Until a few weeks ago, I would have needed a “way back machine” to recall my last Paperblanks journal. So when the company offered products to review, I was happy to oblige. Imagine my delight when not one but three of the beauties arrived!
These journals are solidly constructed and friendly with enough inks to earn a place in my paper wardrobe. They come in lined and blank formats and offer standard Smythe sewn binding, acid free archival paper, ribbon bookmarks and Memento Pouches in the back of each journal. The closures vary by model from clasps to flaps to traditional book style.
The journals sent for review include the Parisian Mosaique Safran Midi, the Gandhi Embellished Manuscript Mini, and the Silver Filigree Maya Blue Ultra.
At 5″ x 7″ the Safran Midi is just the right size for my desk. The cover is gorgeous, rich in color and texture. Like the other two Paperblanks, the spine carries the same detail as the cover and looks sumptuous and vintage on my bookshelf. My Safran will get pressed into service as a repository for famous, and maybe not so famous, quotes along with a few doodles and flourishes in the margins. How would you use such an elegant journal?
The Gandhi has an aged look with an embossed quote decorating the front. It’s a mini at 3 3/4″ x 5 1/2″ and a very comfortable size in the hand. Pages are lined on both sides so there is ample room for writing. The cover of the Gandhi snaps closed with concealed magnets. The flap protects the pages so it could easily serve as a travel journal and it is sure to be a head-turner at the local coffee shop.
The 7″ x 9″ Silver Filigree is just beautiful with its blue and silver cover and antique-looking clasps, but then I do have a soft spot for those colors especially when turquoise ink flows from a white gold nib. However, black ink might be better suited to this journal allowing the cover to be the prominent feature. The Silver Filigree is so elegant it begs to be treated like royalty.

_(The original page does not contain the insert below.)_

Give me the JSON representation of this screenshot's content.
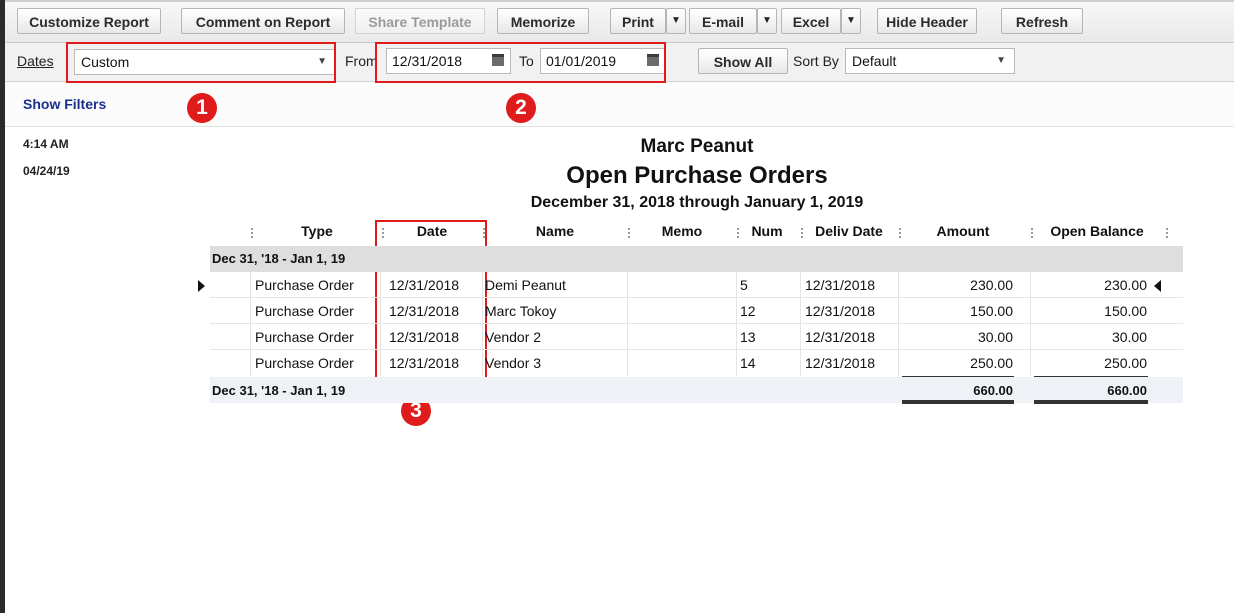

Then there is the paper. Although there is a faint impression on the back of a sheet, it isn’t enough to be considered show-through or ghosting and there is absolutely no bleed-through. This makes the paper suitable for writing on both sides and is how all journals should perform. It’s like getting double the writing surface compared to Moleskine and the like.
Black ink is the perfect neutral for the beautifully detailed covers and it has convinced me to keep a pen so loaded at all times. Noodler’s Black performed very well and, as a good all-purpose ink, is a fine choice for Paperblanks. For now NB is loaded in the ivory Pilot Prera Italic for an elegant duo that will suit any of the journals.

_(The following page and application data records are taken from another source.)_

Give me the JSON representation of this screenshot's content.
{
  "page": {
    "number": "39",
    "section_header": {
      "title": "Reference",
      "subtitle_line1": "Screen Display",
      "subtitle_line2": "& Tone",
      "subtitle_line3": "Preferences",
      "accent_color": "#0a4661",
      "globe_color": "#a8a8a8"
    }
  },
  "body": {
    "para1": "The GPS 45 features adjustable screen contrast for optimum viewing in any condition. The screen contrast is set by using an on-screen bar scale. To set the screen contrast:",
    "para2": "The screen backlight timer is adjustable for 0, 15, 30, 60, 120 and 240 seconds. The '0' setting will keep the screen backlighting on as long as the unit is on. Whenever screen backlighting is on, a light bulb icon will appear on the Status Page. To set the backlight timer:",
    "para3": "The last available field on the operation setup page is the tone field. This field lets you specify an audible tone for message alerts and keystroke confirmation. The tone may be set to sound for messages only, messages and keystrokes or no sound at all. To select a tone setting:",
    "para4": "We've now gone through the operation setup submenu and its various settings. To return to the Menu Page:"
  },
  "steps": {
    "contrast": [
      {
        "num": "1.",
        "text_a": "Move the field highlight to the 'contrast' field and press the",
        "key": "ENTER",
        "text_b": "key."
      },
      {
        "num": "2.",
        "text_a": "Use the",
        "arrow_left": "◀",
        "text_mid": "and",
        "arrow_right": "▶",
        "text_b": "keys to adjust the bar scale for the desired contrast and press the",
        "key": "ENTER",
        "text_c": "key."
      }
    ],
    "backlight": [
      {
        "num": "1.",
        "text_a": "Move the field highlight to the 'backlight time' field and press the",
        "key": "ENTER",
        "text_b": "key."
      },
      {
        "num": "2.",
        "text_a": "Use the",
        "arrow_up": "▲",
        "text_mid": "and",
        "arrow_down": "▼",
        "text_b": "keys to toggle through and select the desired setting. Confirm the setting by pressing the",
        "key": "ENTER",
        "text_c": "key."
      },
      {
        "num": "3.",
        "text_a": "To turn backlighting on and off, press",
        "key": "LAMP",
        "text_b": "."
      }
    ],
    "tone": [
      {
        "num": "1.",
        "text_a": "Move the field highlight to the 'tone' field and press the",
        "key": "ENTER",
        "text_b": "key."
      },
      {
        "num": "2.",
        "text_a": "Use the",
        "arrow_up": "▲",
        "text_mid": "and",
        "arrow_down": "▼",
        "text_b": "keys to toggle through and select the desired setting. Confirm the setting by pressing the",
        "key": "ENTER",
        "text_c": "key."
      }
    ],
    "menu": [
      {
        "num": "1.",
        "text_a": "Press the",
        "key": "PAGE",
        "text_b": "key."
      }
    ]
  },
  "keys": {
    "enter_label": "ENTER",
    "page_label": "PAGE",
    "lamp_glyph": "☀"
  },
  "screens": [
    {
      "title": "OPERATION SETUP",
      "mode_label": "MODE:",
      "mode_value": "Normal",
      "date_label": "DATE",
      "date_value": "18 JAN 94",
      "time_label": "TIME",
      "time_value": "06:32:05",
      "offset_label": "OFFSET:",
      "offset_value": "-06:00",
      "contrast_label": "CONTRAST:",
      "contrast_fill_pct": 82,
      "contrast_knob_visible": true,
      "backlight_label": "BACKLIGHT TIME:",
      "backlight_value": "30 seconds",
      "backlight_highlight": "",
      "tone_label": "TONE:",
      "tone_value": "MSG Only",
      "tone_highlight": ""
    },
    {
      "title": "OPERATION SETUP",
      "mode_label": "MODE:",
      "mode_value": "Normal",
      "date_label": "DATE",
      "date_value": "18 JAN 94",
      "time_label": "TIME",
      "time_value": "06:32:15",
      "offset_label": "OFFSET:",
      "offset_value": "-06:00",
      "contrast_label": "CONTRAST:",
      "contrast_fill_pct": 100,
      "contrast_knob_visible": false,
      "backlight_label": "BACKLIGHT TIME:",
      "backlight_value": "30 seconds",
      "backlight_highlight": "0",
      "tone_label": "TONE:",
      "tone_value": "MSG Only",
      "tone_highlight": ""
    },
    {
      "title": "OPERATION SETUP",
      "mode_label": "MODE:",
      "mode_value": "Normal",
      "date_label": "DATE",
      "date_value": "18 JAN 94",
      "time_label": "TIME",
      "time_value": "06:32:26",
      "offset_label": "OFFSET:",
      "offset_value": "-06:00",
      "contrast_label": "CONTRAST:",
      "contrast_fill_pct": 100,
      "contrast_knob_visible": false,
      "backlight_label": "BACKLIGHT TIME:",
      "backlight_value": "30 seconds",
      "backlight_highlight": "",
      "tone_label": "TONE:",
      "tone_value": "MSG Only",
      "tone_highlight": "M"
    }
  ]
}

Additional inks that tested well include Noodler’s Air Corp, Diamine Sepia, Diamine Steel Blue, Sailor Sky High and Waterman Florida Blue. The remaining inks tested showed the tiniest amount of feathering, but no show-through or bleed-through. Rohrer & Klingner was the exception and produced too much feathering to get a pass, but I’ve been disappointed with it on other brands of paper as well. I will continue to test inks as pens get refilled and post an update should any ink prove to be as trouble-free as Noodler’s Black.

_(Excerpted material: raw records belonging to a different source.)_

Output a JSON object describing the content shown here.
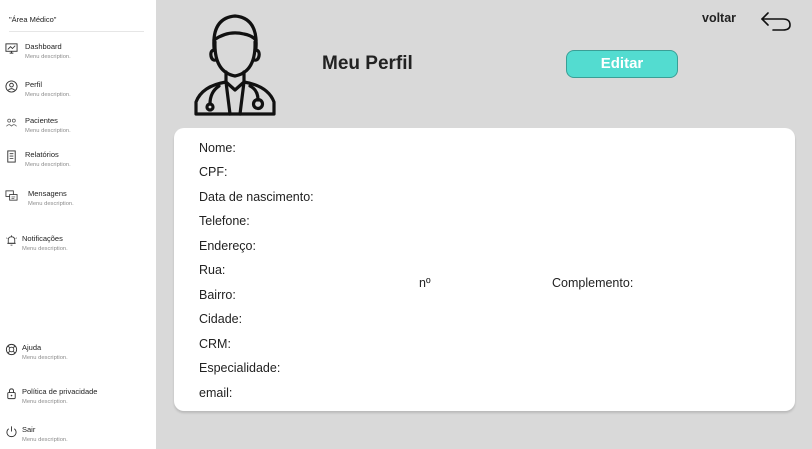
{
  "app": {
    "title": "\"Área Médico\""
  },
  "sidebar": {
    "items": [
      {
        "label": "Dashboard",
        "desc": "Menu description."
      },
      {
        "label": "Perfil",
        "desc": "Menu description."
      },
      {
        "label": "Pacientes",
        "desc": "Menu description."
      },
      {
        "label": "Relatórios",
        "desc": "Menu description."
      },
      {
        "label": "Mensagens",
        "desc": "Menu description."
      },
      {
        "label": "Notificações",
        "desc": "Menu description."
      },
      {
        "label": "Ajuda",
        "desc": "Menu description."
      },
      {
        "label": "Política de privacidade",
        "desc": "Menu description."
      },
      {
        "label": "Sair",
        "desc": "Menu description."
      }
    ],
    "icons": [
      "monitor-icon",
      "user-circle-icon",
      "users-icon",
      "report-icon",
      "chat-icon",
      "bell-icon",
      "help-icon",
      "lock-icon",
      "power-icon"
    ]
  },
  "header": {
    "title": "Meu Perfil",
    "edit_label": "Editar",
    "back_label": "voltar"
  },
  "profile": {
    "fields": [
      "Nome:",
      "CPF:",
      "Data de nascimento:",
      "Telefone:",
      "Endereço:",
      "Rua:",
      "Bairro:",
      "Cidade:",
      "CRM:",
      "Especialidade:",
      "email:"
    ],
    "number_label": "nº",
    "complement_label": "Complemento:"
  },
  "colors": {
    "accent": "#53dcd0",
    "background": "#d9d9d9",
    "card": "#ffffff"
  }
}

So here’s the deal. Paperblanks journals are gorgeous, but you already knew that. If you use anything but fountain pens, the paper will be fine. For fountain pen users for whom paper is the deal breaker, my findings are mixed. Some pens and inks are good to excellent. Others are not up to my standards.
Because the covers are so attractive, I won’t use my full ink inventory but restrain myself to neutral colors like black, gray and brown. With Noodler’s Black handy, ink performance will not be an issue. Eventually, the best gray and brown inks will emerge and my ink selection for the Paperblanks journals will be settled.
Since all inks tested performed better or comparable to Moleskine without any show-through or bleed-through, and Paperblanks easily beats Moleskine in the looks department, I know which one I would choose. Well, at least I know which brand. Selecting a style from the Paperblanks offering is a whole ‘nother matter.
With the lone exception of the writing sample, all photos were taken by Tessa Maurer.
Here is a first for An Inkophile’s Blog: